Your assignment >> Tally up the lines below with "icon" in them. Answer with the number only.

Material provided >>
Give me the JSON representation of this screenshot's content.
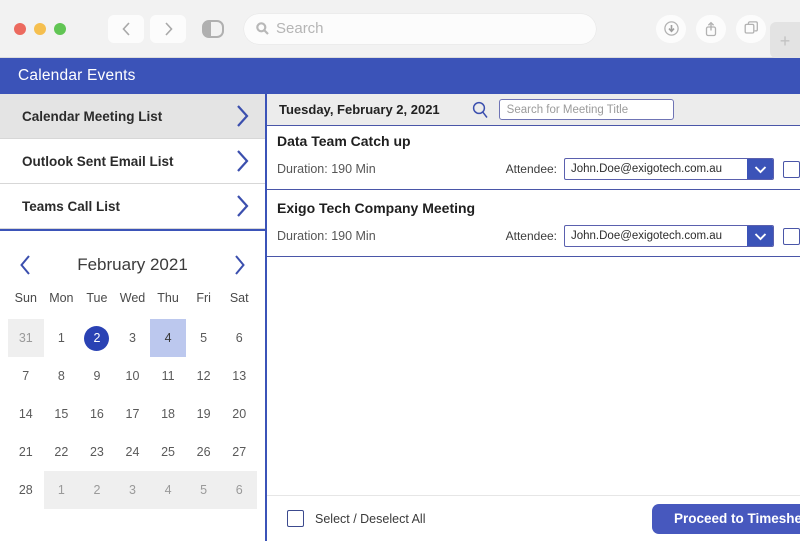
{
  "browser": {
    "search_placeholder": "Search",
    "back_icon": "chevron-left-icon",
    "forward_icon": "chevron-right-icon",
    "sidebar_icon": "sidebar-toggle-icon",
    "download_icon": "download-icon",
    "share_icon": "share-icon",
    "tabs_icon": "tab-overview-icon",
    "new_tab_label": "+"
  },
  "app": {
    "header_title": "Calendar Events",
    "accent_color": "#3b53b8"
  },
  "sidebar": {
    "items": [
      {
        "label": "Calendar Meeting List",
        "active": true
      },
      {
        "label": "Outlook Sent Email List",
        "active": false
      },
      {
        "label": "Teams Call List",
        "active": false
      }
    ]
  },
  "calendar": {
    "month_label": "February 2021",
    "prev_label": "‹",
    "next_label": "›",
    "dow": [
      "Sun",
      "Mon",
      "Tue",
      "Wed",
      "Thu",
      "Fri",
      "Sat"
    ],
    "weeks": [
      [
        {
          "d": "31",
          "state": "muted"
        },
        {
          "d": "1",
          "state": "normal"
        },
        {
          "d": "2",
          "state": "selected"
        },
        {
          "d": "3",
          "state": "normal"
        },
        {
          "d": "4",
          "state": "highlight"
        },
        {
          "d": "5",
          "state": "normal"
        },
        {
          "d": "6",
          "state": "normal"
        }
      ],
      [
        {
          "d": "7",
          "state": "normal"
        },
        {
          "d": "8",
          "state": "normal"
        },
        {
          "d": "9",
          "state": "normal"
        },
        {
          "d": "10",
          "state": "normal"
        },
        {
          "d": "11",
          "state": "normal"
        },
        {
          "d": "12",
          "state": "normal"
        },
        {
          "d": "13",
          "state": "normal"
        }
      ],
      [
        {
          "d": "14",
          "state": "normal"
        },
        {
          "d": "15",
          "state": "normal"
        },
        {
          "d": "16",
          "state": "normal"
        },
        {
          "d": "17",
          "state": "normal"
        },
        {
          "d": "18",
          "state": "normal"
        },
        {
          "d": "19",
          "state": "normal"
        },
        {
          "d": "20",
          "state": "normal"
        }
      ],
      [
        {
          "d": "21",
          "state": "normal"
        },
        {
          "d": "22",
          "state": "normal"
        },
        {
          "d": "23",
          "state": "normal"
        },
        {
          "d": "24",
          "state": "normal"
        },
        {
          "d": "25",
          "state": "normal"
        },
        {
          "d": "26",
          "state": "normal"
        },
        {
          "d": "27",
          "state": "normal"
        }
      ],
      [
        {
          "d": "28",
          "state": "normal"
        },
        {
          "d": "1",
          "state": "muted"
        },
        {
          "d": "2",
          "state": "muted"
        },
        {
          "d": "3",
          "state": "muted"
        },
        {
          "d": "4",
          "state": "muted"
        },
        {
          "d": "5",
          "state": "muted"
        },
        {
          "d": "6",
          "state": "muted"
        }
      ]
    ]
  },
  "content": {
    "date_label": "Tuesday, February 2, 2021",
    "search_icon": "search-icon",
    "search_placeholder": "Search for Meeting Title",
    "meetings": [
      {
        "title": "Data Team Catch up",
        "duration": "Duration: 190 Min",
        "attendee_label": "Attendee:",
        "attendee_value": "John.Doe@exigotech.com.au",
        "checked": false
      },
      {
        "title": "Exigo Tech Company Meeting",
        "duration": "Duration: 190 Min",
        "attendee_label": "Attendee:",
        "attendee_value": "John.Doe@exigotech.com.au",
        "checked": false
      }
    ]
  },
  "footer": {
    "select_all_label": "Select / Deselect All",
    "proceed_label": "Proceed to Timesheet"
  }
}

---

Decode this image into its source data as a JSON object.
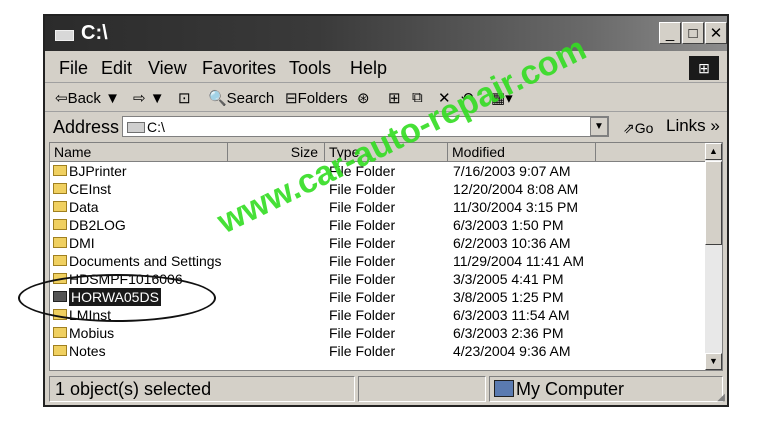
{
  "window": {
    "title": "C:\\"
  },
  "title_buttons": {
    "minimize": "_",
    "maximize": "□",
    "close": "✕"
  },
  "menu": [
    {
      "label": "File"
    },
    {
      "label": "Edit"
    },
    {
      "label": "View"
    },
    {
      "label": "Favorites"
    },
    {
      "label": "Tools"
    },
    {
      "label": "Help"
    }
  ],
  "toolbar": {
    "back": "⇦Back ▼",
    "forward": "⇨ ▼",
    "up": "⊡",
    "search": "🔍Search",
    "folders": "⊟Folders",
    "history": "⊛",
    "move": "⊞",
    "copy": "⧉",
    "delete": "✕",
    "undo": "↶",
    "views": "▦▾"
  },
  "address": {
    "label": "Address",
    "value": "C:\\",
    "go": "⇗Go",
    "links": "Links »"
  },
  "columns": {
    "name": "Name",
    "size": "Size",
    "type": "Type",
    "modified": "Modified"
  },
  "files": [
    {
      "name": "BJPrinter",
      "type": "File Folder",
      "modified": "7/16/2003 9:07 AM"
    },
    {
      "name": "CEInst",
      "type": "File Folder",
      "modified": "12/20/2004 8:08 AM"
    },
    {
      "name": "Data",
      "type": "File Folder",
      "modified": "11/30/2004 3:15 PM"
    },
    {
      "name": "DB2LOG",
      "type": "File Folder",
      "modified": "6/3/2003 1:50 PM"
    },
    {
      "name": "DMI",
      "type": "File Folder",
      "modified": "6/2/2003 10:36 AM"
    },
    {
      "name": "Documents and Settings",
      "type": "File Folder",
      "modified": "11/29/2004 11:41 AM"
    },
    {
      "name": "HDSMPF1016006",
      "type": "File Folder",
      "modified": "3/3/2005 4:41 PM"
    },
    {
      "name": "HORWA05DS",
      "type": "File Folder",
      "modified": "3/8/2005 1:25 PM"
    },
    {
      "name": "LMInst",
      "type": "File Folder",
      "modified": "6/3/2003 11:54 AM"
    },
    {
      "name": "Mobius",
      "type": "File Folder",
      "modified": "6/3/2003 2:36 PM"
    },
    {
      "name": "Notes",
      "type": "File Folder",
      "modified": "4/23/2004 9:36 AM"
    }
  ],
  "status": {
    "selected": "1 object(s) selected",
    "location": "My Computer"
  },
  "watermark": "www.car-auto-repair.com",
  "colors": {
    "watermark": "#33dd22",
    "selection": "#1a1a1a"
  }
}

Output below >> 7